I wonder whether Tremain knew from the start that the novel would end with these damaged women and their terrible losses. She makes it a loss not only of relationships, but of an important idea of place. It’s been a theme throughout: Audrun proudly boasts that the house and its land have been in the family for three generations, and her unlikely murder of the incomer makes sense, at least at a symbolic level. V has tried to make a different bit of this alien land her own. She’s even been writing a book, Gardening Without Rain, now abandoned – as is her French garden, destroyed by the ravages of the Mistral as surely as the Mas is by fire. At the funeral, when she really does seem to be looking at herself properly for the first time, she admits that all her dreams are of English gardens. Lloyd suggests how easy it would be for her to move back to Hampshire, and I bet she does. It will be as though she had never been in France, just as the removal of the ruined remains of the Mas makes it seem as though it had never existed. It will revert to the land, and Audrun, the only one to ever care for such an idea, is pleased.
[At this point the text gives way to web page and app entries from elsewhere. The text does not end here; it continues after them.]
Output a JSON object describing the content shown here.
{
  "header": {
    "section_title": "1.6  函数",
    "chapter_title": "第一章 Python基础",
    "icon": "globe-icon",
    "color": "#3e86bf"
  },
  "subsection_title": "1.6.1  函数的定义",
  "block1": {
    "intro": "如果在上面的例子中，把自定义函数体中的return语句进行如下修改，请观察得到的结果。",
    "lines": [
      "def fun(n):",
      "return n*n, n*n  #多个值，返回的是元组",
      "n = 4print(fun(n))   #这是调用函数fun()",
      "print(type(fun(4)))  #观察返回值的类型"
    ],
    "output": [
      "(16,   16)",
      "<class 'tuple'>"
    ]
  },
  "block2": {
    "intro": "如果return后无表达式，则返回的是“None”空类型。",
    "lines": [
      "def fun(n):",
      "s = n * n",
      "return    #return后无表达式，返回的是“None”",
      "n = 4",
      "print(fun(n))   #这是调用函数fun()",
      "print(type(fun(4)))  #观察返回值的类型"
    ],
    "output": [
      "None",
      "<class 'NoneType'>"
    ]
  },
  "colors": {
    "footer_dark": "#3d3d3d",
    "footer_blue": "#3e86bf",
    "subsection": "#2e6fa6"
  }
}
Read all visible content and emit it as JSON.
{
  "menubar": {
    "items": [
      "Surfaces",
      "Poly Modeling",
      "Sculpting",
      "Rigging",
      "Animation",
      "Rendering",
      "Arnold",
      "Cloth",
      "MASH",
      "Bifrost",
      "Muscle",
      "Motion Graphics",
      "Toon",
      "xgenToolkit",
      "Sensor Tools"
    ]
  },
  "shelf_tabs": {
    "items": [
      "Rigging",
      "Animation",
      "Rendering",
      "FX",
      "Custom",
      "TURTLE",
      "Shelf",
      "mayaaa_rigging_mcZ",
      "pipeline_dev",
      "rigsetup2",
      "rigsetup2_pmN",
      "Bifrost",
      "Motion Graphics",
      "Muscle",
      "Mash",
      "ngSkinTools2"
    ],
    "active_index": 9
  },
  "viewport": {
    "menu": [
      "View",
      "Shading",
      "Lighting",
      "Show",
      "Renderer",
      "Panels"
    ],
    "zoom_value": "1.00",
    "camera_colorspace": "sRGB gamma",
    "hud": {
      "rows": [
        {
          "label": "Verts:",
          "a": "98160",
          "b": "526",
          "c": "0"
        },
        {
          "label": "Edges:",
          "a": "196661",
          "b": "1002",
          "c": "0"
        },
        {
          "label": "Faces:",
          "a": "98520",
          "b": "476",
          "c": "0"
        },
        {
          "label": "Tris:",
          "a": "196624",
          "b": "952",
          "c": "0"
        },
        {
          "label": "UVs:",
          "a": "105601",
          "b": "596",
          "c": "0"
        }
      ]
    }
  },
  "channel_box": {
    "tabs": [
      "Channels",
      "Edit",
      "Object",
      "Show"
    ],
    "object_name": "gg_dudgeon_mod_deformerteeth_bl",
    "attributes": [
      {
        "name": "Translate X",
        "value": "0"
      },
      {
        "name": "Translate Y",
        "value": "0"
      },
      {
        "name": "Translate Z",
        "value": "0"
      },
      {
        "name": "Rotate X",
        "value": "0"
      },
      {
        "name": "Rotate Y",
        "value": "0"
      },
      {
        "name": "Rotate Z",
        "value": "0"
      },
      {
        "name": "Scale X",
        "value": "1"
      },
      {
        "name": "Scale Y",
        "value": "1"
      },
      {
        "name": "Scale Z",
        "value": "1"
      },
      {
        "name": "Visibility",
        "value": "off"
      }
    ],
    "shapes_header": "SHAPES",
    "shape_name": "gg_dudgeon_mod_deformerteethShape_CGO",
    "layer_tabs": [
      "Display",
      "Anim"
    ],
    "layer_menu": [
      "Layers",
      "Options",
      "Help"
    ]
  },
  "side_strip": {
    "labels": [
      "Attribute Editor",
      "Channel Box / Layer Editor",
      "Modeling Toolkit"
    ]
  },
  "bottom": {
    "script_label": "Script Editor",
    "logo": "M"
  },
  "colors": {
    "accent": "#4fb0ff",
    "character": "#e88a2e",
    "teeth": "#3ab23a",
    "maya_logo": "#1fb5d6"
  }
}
But I was wondering about Veronica in the novel as a whole. For a long time, she is on the edges of what seems to be the main narrative, Anthony’s. She, self-centred cow that she is, never sees it this way, and Tremain seems to have realised that there’s more of interest in her problematic story than in his. Veronica sees herself as his saviour – she conveniently forgets that until recently he’s been massively successful in his own right – when in fact she’s stunted him emotionally. And it’s no accident that his success is in a venture that enabled him to turn his back on human relationships: his ‘beloveds’ are, literally, objects. We know this right from the start, but it takes Tremain the whole novel to show us how he got like this. At the funeral, Lloyd recounts to Veronica the story of Anthony’s best childhood memory. What does she do? She tells Lloyd that after the tree-house tea party their mother fell and injured her back. She was never right again and, well, perhaps the injury contributed to her cancer. The idea of her trampling over the story in this way is completely in character: despite her much vaunted love for her brother, she genuinely believes her own version of him as a hopeless case whenever she isn’t around. Case closed.
The novel is called Trespass, but Damage or Possession or Greed or Gimme Gimme Gimme would all have served equally well if they hadn’t already been taken. If it had been the satire I originally took it to be I would have enjoyed it more; as it is, its relentless bleakness and its complete refusal to offer the possibility of redemption ended up getting on my nerves nearly as much as these bloody people. (And remind me never to read another novel about middle class Brits making lives abroad. What can they do but make a bloody mess of it?)